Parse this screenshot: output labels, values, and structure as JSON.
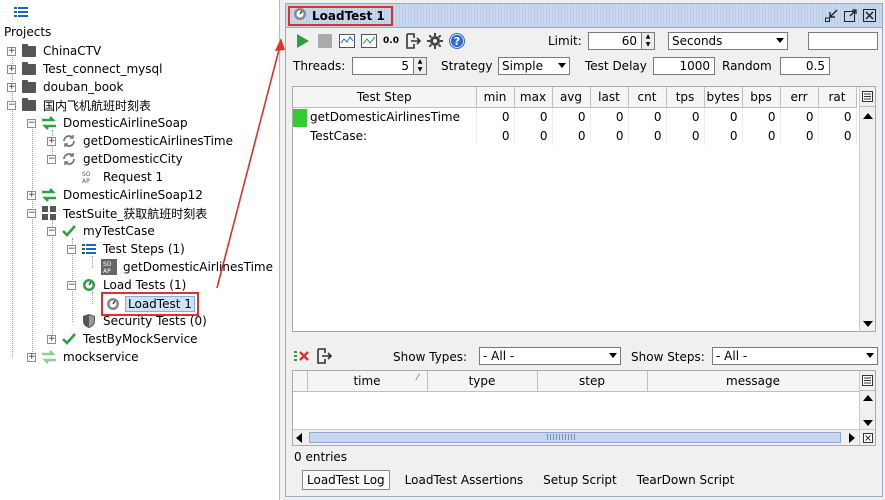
{
  "navigator": {
    "title": "Projects",
    "items": [
      {
        "label": "ChinaCTV"
      },
      {
        "label": "Test_connect_mysql"
      },
      {
        "label": "douban_book"
      },
      {
        "label": "国内飞机航班时刻表"
      },
      {
        "label": "DomesticAirlineSoap"
      },
      {
        "label": "getDomesticAirlinesTime"
      },
      {
        "label": "getDomesticCity"
      },
      {
        "label": "Request 1"
      },
      {
        "label": "DomesticAirlineSoap12"
      },
      {
        "label": "TestSuite_获取航班时刻表"
      },
      {
        "label": "myTestCase"
      },
      {
        "label": "Test Steps (1)"
      },
      {
        "label": "getDomesticAirlinesTime"
      },
      {
        "label": "Load Tests (1)"
      },
      {
        "label": "LoadTest 1"
      },
      {
        "label": "Security Tests (0)"
      },
      {
        "label": "TestByMockService"
      },
      {
        "label": "mockservice"
      }
    ]
  },
  "panel": {
    "title": "LoadTest 1",
    "toolbar": {
      "limit_label": "Limit:",
      "limit_value": "60",
      "limit_unit": "Seconds",
      "threads_label": "Threads:",
      "threads_value": "5",
      "strategy_label": "Strategy",
      "strategy_value": "Simple",
      "test_delay_label": "Test Delay",
      "test_delay_value": "1000",
      "random_label": "Random",
      "random_value": "0.5",
      "zero_zero": "0.0"
    },
    "stats": {
      "columns": [
        "Test Step",
        "min",
        "max",
        "avg",
        "last",
        "cnt",
        "tps",
        "bytes",
        "bps",
        "err",
        "rat"
      ],
      "rows": [
        {
          "name": "getDomesticAirlinesTime",
          "values": [
            "0",
            "0",
            "0",
            "0",
            "0",
            "0",
            "0",
            "0",
            "0",
            "0"
          ]
        },
        {
          "name": "TestCase:",
          "values": [
            "0",
            "0",
            "0",
            "0",
            "0",
            "0",
            "0",
            "0",
            "0",
            "0"
          ]
        }
      ]
    },
    "log": {
      "show_types_label": "Show Types:",
      "show_types_value": "- All -",
      "show_steps_label": "Show Steps:",
      "show_steps_value": "- All -",
      "columns": [
        "time",
        "type",
        "step",
        "message"
      ]
    },
    "entries": "0 entries",
    "tabs": [
      "LoadTest Log",
      "LoadTest Assertions",
      "Setup Script",
      "TearDown Script"
    ]
  },
  "colors": {
    "accent_red": "#e0302c",
    "run_green": "#2ea043",
    "progress_green": "#33cc33"
  }
}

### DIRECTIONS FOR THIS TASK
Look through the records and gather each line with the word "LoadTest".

### ANSWER TO THIS TASK
        "label": "LoadTest 1"
    "title": "LoadTest 1",
      "LoadTest Log",
      "LoadTest Assertions",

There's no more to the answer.